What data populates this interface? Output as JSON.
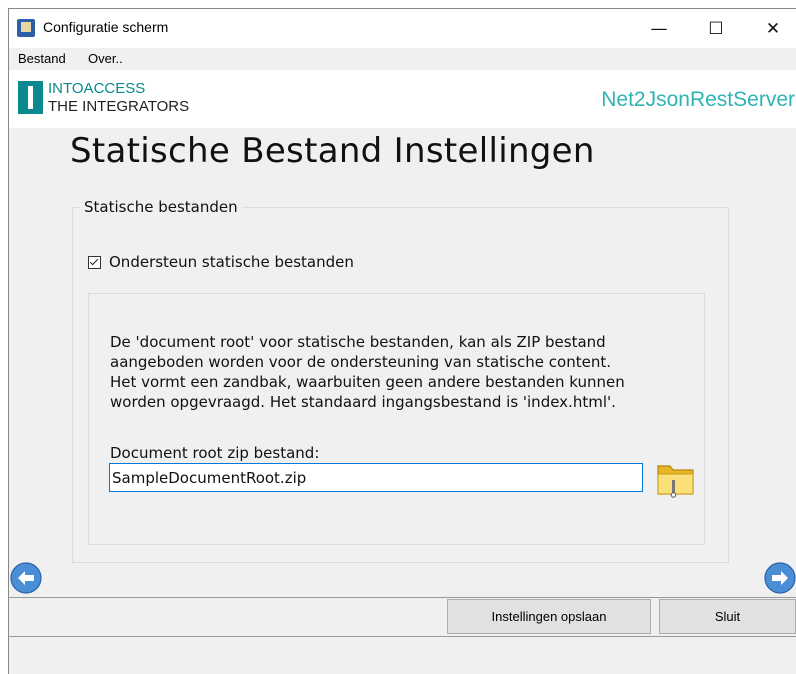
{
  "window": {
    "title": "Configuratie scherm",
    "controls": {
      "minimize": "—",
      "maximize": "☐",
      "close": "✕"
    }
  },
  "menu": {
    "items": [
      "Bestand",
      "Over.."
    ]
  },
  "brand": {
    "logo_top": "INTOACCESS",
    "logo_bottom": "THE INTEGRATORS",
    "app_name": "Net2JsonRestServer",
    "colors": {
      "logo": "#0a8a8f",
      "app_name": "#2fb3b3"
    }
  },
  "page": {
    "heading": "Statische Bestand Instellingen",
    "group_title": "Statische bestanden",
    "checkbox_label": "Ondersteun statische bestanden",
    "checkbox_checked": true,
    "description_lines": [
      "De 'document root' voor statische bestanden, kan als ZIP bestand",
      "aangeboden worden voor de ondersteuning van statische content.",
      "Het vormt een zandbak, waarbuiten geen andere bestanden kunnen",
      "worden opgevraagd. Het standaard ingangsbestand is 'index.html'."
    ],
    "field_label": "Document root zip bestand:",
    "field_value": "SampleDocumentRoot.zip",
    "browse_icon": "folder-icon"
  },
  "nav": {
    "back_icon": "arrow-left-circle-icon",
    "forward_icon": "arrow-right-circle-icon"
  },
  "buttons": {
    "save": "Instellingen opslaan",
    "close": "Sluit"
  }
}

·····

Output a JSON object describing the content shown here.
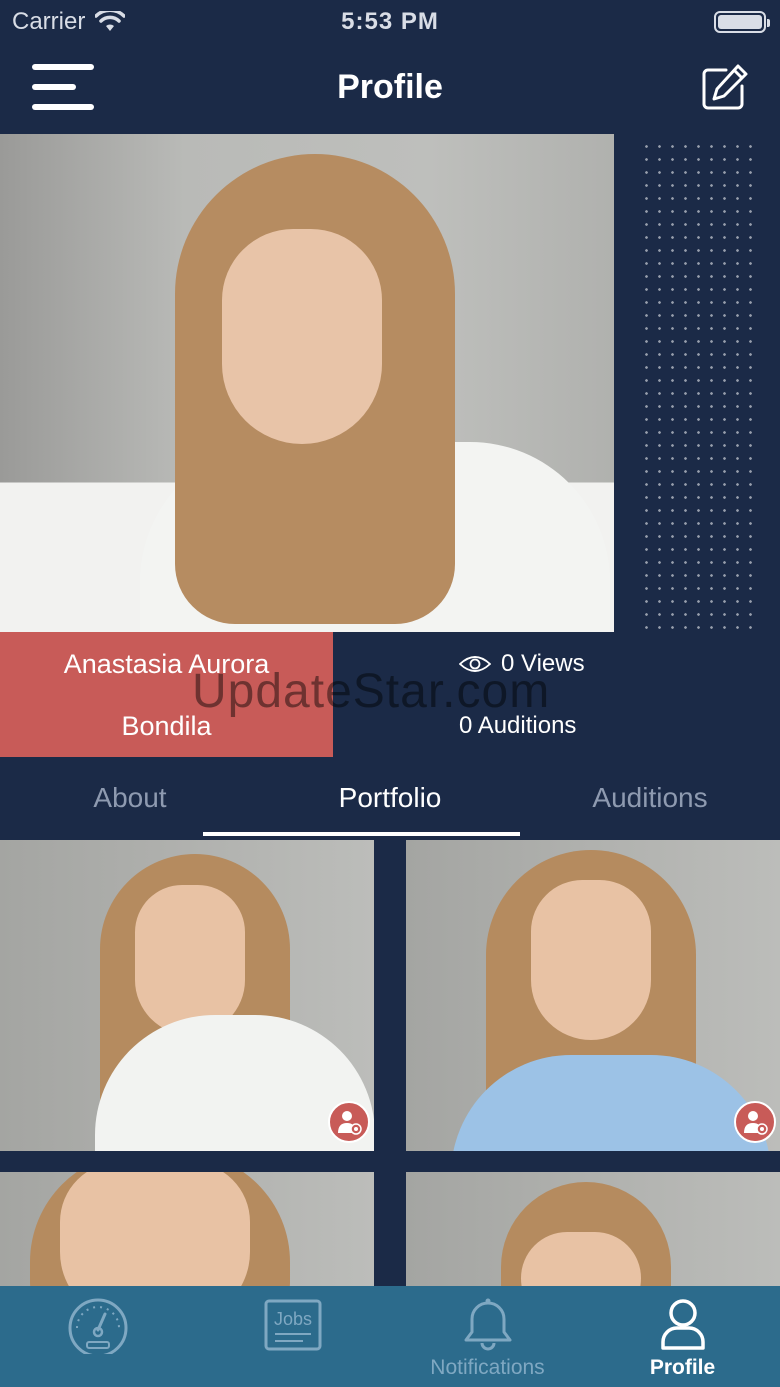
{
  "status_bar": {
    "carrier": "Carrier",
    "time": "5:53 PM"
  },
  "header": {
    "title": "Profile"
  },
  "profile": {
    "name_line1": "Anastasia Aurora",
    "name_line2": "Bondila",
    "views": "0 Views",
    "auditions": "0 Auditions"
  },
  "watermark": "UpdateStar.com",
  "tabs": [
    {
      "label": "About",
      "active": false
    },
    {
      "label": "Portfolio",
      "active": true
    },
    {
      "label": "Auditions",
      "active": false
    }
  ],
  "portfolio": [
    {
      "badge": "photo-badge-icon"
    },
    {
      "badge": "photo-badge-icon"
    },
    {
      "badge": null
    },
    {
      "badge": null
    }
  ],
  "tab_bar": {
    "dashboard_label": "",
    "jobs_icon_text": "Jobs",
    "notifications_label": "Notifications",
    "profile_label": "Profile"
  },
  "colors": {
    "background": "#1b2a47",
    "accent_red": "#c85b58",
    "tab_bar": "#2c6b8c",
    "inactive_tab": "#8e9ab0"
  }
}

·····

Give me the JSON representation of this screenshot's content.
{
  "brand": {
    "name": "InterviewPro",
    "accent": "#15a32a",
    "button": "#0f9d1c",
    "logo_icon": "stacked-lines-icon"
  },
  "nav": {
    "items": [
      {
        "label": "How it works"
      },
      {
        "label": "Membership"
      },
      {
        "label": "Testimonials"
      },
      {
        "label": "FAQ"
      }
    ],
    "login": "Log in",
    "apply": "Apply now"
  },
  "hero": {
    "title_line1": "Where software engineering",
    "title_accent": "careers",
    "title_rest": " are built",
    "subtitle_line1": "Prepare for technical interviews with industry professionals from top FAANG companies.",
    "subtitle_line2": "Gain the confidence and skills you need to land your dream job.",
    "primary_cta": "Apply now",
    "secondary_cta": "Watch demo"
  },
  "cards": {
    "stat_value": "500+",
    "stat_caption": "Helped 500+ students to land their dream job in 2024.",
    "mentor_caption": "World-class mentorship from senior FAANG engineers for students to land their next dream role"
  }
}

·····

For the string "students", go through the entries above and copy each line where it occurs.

    "stat_caption": "Helped 500+ students to land their dream job in 2024.",
    "mentor_caption": "World-class mentorship from senior FAANG engineers for students to land their next dream role"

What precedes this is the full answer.